Working out how to raise the level of health consciousness among employees is a task for these firms.

In mid-October (2017), 10 employees from the head office of Sompo Japan Nipponkoa Himawari Life Insurance, a Tokyo-based company, went for a walk in the satoyama - forests close to residential areas - in Minakami, Gunma Prefecture.

They walked through a course about 6m long. Wearable electronic devices shaped like wristwatches, provided by the company, were attached to their arms.

The devices measured data such as the number of steps and heart rate, and the employees were able to access it on their own smartphones.

The data is collected by the company, which plans to utilise it in the development of insurance products. The devices were distributed only after obtaining the employees' consent. Most of the company's about 3,200 employees use them.

The firm also regularly holds other kinds of events using the devices, for example, having workers in each division compete over the number of steps walked.

STAY ACTIVE

The company began its health-improvement programme as part of its management strategy in April 2016. The forest-walking event is just one such measure.

In cooperation with eight local governments nationwide, including the town of Minakami and the city of Kaminoyama in Yamagata Prefecture, the company offers programmes to improve the health of employees who visit them, for instance, when taking paid leave. One example is a combination of hot spring bath at a resort and meals with a carefully considered nutritional balance.

Said Ms Rie Koida, 29, who participated in the Minakami walking activity: "My job is mostly sedentary, so I don't often walk during work hours. By doing this good physical exercise after a long hiatus, I hope it will be an opportunity for me to continue exercising."

The company subsidises part of the participation costs for the walking activity.

So far, about 500 people have taken part. Said Tsuyoshi Koseto, chief of the personnel affairs group section in the company's human resources development department: "Our employees' health consciousness has been steadily improving."

Itochu Corp, based in Tokyo, also makes use of wearable devices. Based on the results of regular health checks, the company provided the devices to about 230 employees who were at risk of developing lifestyle-related diseases.

The company uses the devices to advise the employees on physical exercise and dietary habits.

NO OVERTIME

There are other companies that have implemented various kinds of measures to improve employees' health.

In March this year, Haruyama Holdings, a major men's clothing store chain based in Okayama, started paying an allowance in return for not clocking overtime work.

About 1,400 regular contract employees of the firm and its group company, Haruyama Trading, are covered by the scheme.

If an employee's overtime in a month is zero, a fixed amount of 15,000 yen (S$178) is paid to them.

The company has held lectures on coping with stress, in which mental training methods used by sports athletes are introduced. It aims to support employees' efforts to stay in good condition both physically and mentally.

WORKOUT WHILE WORKING

There are many cases in which company employees do not have time to do physical exercise because they are so busy.
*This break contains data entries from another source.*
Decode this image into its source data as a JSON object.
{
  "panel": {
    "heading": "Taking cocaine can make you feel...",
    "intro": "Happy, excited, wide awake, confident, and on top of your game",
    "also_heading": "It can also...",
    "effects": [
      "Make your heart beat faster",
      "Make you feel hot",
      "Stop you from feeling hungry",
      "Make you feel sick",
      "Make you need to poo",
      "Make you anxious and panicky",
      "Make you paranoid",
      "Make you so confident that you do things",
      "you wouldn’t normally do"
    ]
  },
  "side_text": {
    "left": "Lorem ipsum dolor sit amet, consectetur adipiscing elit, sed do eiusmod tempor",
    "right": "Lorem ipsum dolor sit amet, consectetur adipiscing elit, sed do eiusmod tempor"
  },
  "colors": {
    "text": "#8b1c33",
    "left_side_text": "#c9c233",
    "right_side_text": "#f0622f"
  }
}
Itoki Corp, an Osaka-based company that sells mainly office equipment, introduced ways for its employees to do exercise during the workday.

For example, desks whose heights can be changed were placed in areas where many staff members have sedentary jobs so that they can work while standing.

On hallway floors, markings indicate longer-than-usual stride lengths. By walking with longer strides, employees can increase their volume of physical activity. At "stretch points", employees place their hands or feet on markings on the walls and floors, allowing them to stretch their legs and backs.

Tokyo-based Fujikura has even set up monkey bars inside its office. When workers hang from the bars, their bodies get a good stretch.

Meanwhile, Daiwa Securities Group in Tokyo began a points system in November last year (2016) for employees who have made efforts to improve their health, such as walking, quitting smoking or having breakfast every day. Employees are awarded points for their efforts, which can be exchanged for gifts such as products that aid sleep.